A virtually unknown former boxer, Benson Masya first won the race in 1991 in 61:28 seconds – the third fastest time in the world that year. The Kenyan, who went on to become the Great North Run’s most successful contestant, held off the challenge of Paul Davies-Hale by nine seconds. This was only days after Benson took part in the Southport Waterloo summer handicap race - two laps of the Marine Lake.
In 1992 the race incorporating the first ever World Half Marathon Championships, Masya won the race in a world record 60:24. Becoming both world record holder and world champion. Along with Paul Tergat and Joseph Keino, he also led Kenya to team victory ahead of Great Britain and Brazil. This was also the year I ran my fastest ever half marathon, reaching South Shields in 1.16.15
Masya returned in 1994 and ran even faster this time out to snatch victory ahead of Moses Tanui in a UK All-Comers record time of 60:02. Separating the pair of Kenyans proved an almost impossible task but a video replay found in favour of Masya.
in 1995, Tanui returned after the disappointment of the previous year to win in a time of 60:39 with Masya 80 seconds adrift this time. However in 1996, upset at his performance the previous year, Masya returned to win his fourth title with a time of 61:43.

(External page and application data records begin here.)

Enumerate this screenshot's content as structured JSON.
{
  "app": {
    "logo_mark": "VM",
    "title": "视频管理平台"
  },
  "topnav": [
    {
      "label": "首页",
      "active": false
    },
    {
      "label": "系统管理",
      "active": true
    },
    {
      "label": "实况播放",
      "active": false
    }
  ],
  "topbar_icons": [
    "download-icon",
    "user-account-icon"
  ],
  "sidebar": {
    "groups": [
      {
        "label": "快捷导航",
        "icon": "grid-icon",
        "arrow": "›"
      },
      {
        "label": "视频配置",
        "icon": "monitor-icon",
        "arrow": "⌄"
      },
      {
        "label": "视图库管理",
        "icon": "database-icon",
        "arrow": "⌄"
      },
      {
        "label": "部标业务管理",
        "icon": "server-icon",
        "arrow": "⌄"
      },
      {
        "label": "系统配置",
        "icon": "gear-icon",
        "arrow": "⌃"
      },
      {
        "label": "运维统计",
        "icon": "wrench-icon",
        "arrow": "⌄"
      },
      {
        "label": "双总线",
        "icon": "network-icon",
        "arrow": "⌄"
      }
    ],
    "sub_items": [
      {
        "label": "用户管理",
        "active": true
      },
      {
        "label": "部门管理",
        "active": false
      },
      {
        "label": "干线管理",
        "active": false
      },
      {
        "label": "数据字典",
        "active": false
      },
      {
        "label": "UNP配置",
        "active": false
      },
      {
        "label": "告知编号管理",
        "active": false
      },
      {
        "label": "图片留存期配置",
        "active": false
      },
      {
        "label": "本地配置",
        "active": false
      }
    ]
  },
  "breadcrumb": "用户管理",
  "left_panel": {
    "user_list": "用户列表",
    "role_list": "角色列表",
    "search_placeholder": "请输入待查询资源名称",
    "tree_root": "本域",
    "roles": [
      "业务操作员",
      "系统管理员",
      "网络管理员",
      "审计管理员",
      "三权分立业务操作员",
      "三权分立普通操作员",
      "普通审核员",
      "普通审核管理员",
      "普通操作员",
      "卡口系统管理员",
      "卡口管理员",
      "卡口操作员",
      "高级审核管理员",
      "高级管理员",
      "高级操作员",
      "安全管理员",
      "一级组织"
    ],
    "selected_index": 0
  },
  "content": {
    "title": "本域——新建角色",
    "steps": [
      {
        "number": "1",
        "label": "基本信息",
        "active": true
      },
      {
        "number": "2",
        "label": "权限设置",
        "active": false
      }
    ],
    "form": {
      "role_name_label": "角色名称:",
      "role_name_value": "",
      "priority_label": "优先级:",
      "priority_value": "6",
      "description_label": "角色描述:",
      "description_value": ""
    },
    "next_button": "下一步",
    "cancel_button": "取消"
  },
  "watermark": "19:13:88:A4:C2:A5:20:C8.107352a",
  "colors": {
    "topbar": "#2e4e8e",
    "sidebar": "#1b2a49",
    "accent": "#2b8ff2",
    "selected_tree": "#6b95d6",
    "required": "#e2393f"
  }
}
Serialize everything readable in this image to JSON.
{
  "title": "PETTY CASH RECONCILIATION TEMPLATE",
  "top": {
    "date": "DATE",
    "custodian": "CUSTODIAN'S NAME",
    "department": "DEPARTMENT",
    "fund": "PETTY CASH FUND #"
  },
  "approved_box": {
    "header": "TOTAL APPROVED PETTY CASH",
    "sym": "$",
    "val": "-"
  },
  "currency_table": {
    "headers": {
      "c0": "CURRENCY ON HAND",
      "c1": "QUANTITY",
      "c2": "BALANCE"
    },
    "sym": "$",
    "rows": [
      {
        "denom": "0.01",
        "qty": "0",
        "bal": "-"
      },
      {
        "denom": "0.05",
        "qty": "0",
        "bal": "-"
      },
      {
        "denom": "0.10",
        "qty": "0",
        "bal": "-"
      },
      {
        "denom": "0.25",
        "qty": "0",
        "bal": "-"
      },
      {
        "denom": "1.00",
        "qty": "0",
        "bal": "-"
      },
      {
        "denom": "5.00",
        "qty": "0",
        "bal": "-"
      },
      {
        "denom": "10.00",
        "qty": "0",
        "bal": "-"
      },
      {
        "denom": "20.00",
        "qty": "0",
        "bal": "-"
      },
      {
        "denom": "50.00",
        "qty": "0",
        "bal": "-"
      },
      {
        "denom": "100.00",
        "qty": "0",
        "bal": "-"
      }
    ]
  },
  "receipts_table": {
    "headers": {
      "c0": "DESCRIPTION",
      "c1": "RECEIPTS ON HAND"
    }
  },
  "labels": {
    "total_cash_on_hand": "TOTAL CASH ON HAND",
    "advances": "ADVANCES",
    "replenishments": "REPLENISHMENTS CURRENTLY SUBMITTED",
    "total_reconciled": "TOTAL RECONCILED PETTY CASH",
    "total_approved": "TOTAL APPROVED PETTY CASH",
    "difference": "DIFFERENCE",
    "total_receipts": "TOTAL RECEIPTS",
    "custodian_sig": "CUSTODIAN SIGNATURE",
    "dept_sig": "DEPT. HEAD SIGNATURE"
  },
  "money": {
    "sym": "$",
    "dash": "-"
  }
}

However, despite his triumphs in the North East, Honolulu and the American race circuit, Masya died less than a decade later virtually penniless. At the end of September 2004, Paul Tergat, possibly the greatest of the great Kenyans, was obliterating the marathon world record in Berlin. Yet back in Kitui, in the Rift Valley, news was filtering out of the death of his contemporary, someone who dealt more than his fair share of defeats to the new world record-holder. Benson Masya was 33 when he died, leaving a wife and two young sons.